Michael Hayden, who served as the chief of both the CIA and the NSA under President George W. Bush, said the new system will be a "leap into the unknown." He said we just don't know how feasible it would be to query data kept by different phone companies. "This is somewhere between it doesn't matter and this will be good enough," he added.

Others however are not buying this objection. Chris Soghoian, the chief technologist for the American Civil Liberties Union, told me: "The NSA is the one part of the government that can go toe to toe with Silicon Valley and win. For any new system, someone needs to sit down and write code. Every single thing they do requires the NSA to write new software." He said he saw no reason the NSA could not come up with a technical fix for querying different telecom databases.

By Tuesday afternoon, even some of the most ardent supporters of the NSA program began to see their majority had dwindled. McConnell himself was one of those ardent supporters. On Sunday he told ABC News that the House legislation "basically leads us to the end of the program." On Tuesday he conceded that to hold out for reauthorization of bulk collection, and in the process let the Patriot Act expire, "is not a responsible thing to do."

Senator John McCain, the Republican chairman of the Senate Armed Services Committee, was of a similar frame of mind. On Tuesday McCain told reporters: "I am ready to negotiate something that we can agree to. The worst case is that it just expires." 

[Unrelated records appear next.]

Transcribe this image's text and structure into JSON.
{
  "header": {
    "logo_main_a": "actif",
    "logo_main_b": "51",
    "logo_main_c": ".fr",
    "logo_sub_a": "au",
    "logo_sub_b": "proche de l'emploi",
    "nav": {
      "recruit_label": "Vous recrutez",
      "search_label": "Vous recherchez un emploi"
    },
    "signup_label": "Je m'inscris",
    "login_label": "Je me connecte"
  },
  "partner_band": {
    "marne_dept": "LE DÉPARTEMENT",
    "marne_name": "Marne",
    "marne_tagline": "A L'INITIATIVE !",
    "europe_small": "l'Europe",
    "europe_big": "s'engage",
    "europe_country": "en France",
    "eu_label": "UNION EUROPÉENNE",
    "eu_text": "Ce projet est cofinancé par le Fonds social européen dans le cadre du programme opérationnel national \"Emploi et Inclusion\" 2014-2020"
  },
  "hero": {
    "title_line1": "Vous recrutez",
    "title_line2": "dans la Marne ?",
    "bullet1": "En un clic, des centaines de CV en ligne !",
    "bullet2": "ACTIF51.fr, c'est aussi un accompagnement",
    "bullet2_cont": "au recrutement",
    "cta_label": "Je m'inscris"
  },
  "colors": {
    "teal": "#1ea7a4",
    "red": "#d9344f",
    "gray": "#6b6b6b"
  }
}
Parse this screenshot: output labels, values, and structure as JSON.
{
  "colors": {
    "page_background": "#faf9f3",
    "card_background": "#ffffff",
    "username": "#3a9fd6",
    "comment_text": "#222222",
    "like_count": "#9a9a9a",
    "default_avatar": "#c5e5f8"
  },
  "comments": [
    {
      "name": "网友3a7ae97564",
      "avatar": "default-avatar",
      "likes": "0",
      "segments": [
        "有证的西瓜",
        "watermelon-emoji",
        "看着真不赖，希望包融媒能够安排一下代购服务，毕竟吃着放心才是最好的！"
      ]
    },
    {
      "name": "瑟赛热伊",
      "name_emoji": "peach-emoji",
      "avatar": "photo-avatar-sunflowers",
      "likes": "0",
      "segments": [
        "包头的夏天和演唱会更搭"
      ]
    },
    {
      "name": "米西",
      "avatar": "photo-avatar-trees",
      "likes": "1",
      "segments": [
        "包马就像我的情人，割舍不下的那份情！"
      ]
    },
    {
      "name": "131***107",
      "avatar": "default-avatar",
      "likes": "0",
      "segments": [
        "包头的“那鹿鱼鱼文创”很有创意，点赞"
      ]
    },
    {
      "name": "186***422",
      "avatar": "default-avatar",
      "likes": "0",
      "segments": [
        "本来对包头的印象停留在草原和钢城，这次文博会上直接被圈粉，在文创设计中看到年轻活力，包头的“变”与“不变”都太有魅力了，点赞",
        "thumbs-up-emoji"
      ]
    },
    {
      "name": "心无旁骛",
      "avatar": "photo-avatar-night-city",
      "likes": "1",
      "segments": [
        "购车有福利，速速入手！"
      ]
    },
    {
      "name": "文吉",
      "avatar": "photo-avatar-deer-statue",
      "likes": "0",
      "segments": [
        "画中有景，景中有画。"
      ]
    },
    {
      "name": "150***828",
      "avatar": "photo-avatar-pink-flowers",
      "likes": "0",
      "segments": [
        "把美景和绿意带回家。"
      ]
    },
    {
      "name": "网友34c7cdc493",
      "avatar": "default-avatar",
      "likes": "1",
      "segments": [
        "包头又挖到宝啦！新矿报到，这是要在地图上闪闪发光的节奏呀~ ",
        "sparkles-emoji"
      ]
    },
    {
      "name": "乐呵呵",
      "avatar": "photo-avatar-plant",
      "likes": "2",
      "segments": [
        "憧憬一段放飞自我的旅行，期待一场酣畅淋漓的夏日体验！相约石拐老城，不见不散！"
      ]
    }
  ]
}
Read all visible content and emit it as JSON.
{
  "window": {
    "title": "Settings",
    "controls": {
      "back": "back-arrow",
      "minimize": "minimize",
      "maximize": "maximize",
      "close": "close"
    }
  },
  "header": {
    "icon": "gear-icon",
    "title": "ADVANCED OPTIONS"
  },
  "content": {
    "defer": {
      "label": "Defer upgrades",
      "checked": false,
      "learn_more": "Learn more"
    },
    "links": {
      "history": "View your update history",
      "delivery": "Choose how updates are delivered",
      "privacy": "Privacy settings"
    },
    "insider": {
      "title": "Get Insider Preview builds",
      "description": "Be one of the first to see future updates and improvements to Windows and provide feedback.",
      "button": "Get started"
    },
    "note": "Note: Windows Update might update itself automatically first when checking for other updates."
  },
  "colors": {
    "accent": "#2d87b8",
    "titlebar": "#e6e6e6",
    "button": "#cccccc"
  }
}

(Corrects the ninth paragraph with date when the Patriot Act provision on NSA bulk metadata collection expires. It would end June 1, not Friday.)

This column does not necessarily reflect the opinion of Bloomberg View's editorial board or Bloomberg LP, its owners and investors.

To contact the author on this story:
Eli Lake at elake1@bloomberg.net

To contact the editor on this story:
Philip Gray at philipgray@bloomberg.net